One such clinical trial is the HEALEY ALS Platform Trial, a multi-center, multi-regimen clinical trial evaluating the safety and efficacy of investigational products for the treatment of ALS. As a platform clinical trial, the HEALEY Trial allows for the evaluation of multiple interventions using interim evaluations and the addition of new interventions during the trial. This differs from a routine clinical trial, which tests one intervention at a time. The platform format can speed up the clinical trial process by two times, and enrollment is generally higher. Additionally, platform clinical trials can decrease the budget by up to 30%. “Research is basically the pursuit of truth,” says Dr. Hayat. “When we do research, we are not inventing anything, we are just looking at what God has created and how we can use that to help people.”

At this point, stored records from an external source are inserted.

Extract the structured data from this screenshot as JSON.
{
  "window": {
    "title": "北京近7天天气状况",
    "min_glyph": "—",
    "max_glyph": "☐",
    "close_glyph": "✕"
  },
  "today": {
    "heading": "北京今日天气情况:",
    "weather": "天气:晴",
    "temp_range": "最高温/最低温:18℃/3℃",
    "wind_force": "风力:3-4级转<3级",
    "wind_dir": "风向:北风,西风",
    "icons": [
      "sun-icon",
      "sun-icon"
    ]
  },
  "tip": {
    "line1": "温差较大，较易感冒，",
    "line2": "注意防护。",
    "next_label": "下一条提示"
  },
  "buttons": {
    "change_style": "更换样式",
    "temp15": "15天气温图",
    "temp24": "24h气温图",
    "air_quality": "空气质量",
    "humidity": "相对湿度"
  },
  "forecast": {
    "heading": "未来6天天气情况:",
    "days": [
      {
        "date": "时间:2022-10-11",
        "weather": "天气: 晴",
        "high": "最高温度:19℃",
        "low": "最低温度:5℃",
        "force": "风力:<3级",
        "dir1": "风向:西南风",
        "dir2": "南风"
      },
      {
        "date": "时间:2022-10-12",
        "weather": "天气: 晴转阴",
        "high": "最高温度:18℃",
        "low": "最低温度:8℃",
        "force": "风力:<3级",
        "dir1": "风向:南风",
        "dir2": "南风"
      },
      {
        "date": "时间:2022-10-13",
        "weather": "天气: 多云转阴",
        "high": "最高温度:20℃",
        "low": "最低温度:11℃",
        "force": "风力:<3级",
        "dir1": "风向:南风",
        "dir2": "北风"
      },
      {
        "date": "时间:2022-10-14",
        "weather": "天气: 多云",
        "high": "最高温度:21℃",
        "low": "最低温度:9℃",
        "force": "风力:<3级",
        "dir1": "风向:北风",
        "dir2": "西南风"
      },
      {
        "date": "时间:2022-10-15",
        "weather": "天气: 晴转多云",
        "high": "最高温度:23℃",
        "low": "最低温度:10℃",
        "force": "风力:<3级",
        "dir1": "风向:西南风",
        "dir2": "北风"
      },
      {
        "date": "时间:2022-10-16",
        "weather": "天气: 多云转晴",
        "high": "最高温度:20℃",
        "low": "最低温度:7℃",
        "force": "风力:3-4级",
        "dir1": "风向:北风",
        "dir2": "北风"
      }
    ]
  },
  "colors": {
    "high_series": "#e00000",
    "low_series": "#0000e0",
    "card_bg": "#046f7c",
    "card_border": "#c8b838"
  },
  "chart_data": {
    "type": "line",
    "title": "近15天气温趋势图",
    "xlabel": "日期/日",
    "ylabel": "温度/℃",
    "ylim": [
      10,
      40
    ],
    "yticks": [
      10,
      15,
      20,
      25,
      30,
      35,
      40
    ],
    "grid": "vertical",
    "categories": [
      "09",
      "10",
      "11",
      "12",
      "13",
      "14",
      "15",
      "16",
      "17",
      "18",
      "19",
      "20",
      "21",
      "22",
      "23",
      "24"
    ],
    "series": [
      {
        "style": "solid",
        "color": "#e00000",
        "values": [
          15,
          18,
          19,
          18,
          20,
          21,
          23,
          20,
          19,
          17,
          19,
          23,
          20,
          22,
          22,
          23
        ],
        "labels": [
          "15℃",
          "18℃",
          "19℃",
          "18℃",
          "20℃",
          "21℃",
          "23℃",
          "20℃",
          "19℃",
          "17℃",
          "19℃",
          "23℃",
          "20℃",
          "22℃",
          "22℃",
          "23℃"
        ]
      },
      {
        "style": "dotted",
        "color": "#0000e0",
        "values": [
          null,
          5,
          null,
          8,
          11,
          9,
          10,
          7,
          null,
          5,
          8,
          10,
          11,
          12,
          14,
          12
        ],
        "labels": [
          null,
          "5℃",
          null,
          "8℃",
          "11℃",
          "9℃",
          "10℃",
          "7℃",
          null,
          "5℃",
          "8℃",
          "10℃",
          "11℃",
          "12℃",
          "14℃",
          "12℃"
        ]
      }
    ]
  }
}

More than 50 centers across the country participate in the HEALEY Trial, and patients at the SLUCare ALS Clinic have the opportunity to participate. “We are serving our patients by giving them hope,” says Dr. Roula al-Dahhak, another neurologist at the Clinic. “It is not a false hope. I tell them, ‘Look, we're not there yet, but eventually anything you can contribute now with being here and helping us to collect data, you are helping future patients.’”

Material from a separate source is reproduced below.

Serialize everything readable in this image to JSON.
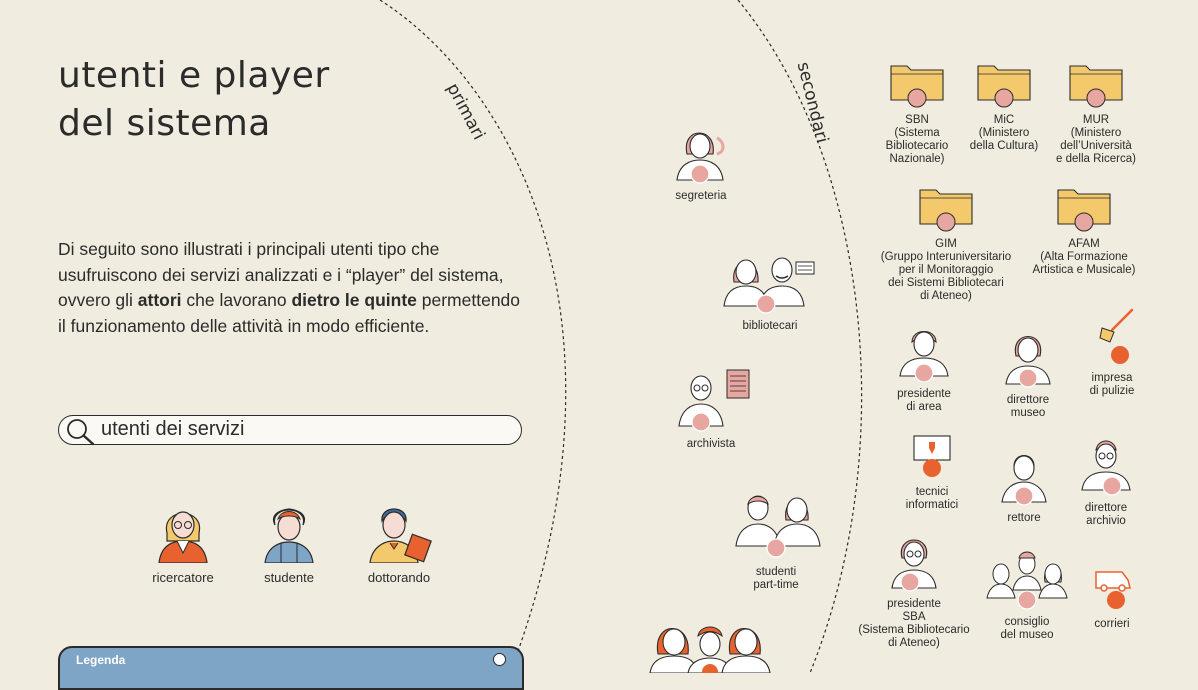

Researchers are currently testing four medications, the last of which was added in early January; a fifth one is set to be added by March 2021. All the medications on trial have passed phase one and phase two of the clinical trials.
For the Service of Humanity
One of the biggest challenges of ALS is that scientists do not have the biomarkers for the disease. A patient can’t just walk into a clinic, take a blood or urine test, or cerebrospinal fluid test to determine if they have ALS. Diagnosing the disease takes time and requires ruling out other possible diseases. Finding the biomarkers for ALS is critical because then gene therapy can be leveraged to find the disease earlier, changing the trajectory of a patient’s life.
In the meantime, doctors like those at the SLUCare ALS Clinic are not only doing everything they can to help patients maintain their quality of life, but they are investing significant energy in research and studies like the HEALEY Trial. While at times it can feel as though the race to find a cure for ALS is slow going, Dr. Hayat feels confident in the progress being made. “When I was a fellow, there was no medication, and then a medication was approved, and then almost two decades later, a second medication was developed. Now we have the HEALEY Trial, which will hopefully yield a few more medications.” Likely ALS treatment will involve a cocktail of medications, similar to a cancer regimen, which will slow down the progression of the disease and prolong patients’ survival times.
Dr. Kafaie also believes the next decade will bring about significant progress: “I do believe we are living in a very exciting time,” he says. “We understand more and more about ALS, and with the introduction of extensive studies like the HEALEY Trial, I am hoping that in the next decade, even if we do not have a cure, we will have a very good medication that can modify the process of ALS significantly.”
Dr. Ravi Nayak, pulmonologist, part of the ALS Clinic multidisciplinary team explains, “We live the mission of SLU through our work with the ALS Clinic. We are focused on patient-centric care. We take our time; we don't rush our patients. We provide high-quality care with empathy and compassion, going above and beyond to take care of each patient like we care for our own.”